Oh yes, she can run really well. With her specially designed prosthetic legs she had set World Records on 100 meter, 200 meter and the long jump during the 1996 Atlanta Olympics. No, she did not compete with the other “handicapped” group, she competed with the “normal” bunch who had meat on both sides of the legs, just like you and me.

Oh, instead you’re wondering why she looks so pretty and hot, she did model for Alexander McQueen back in the late 90s. Yep, she’s a model. A hot one at that.

And that is determination. And of course, she did what she preached in this video: to embrace your weaknesses and dance with it.

I am a huge fan of TEDTalks, and this video is another reason why you should watch them.

“The Opportunity Of Adversity”

Accepting And Embracing Your Weaknesses

Well, I’m sure not every one of you are patient enough to sit through the 22 minutes of the video. Let me just summarize the story for you here.

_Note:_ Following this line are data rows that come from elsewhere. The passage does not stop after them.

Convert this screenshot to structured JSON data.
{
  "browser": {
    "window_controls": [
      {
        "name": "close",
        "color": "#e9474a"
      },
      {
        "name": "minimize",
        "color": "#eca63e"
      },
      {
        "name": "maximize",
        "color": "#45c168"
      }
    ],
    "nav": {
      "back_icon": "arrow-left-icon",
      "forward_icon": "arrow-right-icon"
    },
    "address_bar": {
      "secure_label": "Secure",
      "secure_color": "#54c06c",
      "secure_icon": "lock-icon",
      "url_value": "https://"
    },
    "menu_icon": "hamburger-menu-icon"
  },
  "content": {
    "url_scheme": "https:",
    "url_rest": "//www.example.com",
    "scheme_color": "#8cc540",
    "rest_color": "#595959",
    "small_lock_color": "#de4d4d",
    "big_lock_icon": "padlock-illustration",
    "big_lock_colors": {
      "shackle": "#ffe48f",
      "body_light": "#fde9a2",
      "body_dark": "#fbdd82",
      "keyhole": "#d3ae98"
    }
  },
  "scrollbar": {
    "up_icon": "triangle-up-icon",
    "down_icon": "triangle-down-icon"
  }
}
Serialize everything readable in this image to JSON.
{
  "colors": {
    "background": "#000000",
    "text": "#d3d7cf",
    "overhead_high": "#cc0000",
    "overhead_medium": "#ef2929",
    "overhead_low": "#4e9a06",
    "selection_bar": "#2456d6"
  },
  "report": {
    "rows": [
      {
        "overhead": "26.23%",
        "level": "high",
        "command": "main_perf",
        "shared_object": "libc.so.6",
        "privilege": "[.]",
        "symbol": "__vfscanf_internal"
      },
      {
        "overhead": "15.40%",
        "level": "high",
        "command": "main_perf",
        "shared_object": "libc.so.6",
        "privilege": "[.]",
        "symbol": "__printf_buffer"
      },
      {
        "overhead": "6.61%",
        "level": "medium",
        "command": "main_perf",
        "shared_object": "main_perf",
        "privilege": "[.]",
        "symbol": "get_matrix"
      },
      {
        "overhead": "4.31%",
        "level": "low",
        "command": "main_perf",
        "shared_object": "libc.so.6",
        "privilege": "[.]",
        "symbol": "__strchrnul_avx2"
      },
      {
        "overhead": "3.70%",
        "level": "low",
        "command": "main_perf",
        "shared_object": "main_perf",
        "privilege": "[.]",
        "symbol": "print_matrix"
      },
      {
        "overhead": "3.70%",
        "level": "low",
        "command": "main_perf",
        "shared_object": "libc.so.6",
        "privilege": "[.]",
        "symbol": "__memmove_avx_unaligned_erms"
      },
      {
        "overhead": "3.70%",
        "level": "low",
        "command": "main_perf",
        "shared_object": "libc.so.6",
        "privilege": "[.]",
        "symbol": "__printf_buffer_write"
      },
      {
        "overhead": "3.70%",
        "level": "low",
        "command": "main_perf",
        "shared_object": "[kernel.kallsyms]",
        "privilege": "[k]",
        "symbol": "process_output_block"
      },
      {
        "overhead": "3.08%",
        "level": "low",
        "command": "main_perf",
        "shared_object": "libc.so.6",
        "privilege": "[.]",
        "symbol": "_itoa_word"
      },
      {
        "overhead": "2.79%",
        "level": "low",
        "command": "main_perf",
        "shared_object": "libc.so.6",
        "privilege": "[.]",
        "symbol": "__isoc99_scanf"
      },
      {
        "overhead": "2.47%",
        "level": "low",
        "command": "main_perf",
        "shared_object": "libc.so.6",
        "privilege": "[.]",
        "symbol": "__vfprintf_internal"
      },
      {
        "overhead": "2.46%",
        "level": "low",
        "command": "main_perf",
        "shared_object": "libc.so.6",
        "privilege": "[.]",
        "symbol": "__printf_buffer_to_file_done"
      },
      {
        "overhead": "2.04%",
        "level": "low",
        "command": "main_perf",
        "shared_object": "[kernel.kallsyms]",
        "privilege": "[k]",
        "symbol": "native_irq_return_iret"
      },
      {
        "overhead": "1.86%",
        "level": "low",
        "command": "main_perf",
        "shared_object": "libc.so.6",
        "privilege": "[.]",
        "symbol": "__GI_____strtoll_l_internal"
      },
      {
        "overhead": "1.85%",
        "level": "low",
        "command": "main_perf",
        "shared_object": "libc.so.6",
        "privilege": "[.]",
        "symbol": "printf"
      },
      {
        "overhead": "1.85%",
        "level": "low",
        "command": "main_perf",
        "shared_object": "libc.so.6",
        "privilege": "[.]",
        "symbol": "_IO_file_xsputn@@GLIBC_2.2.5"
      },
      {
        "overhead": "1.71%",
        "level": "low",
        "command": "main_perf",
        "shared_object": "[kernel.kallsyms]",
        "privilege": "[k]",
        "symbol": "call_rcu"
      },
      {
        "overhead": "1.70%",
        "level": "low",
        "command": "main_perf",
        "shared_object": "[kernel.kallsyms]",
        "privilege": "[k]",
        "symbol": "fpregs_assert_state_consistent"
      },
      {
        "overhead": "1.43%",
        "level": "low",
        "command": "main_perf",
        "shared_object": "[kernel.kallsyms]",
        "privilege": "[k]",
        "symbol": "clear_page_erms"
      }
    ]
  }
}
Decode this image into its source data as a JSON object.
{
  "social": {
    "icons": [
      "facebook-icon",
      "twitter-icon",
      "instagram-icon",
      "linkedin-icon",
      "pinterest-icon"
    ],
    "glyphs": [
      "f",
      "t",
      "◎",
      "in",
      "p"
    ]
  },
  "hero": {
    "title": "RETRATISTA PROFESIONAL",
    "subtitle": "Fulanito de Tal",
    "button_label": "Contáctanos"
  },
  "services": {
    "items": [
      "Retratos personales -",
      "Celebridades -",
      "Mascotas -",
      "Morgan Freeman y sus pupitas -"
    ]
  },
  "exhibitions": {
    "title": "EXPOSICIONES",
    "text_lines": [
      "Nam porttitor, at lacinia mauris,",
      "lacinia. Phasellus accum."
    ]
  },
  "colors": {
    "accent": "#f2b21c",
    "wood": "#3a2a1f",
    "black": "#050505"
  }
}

If you have a weakness, or at bad times, accept it to be part of you, embrace it and turn it into an opportunity to do great things.

A lot of us know that we have our own problems. It may be a physical, mental or spiritual problem. And a lot of us chose to just nod our heads at it, and decide to tuck them under the bed or the old dusty chest of the unknown in our hearts and hope we’ll never see them again.


Running away from your problems will not make them go away. They are still there, and they will be back to haunt you no matter how hard you try to hide them.

And if the problems won’t go away, why not just accept and embrace it, and make it a part of you to be proud of?

I personally have problems of my own too. I have been living with the pain of arthritis for the past 15 years, and still counting. I do admit that sometimes I will feel that I can’t achieve what many others can due to my own problems, mostly physically, but I know that I can excel in other parts of life if I work hard (and maybe smart) enough.

Aimee Mullins achieved what many has deemed “impossible” and became a living motivation for all of us. Now, I am passing on the motivation love to you. 🙂

Turning “Disable” To “Poss-able”

At the end of the video, Aimee shared her version of the word “Disable”, different from that from the dictionary:

Disable, (verb)
To crush a spirit, to withdraw hope, to deflate curiousity, to promote an inability to see beauty, to deprive of imagination. To make abject.

Ant. To make poss-able.

Someone with problems is not disabled until you crush their hope. And you are not disabled until you have lost hope.

The day you accepted yourself as a whole, the day you have gained so much more. Perhaps more than many others in this world will ever find, because everything about you, including your weaknesses and problems, are special to your own. Keep them.…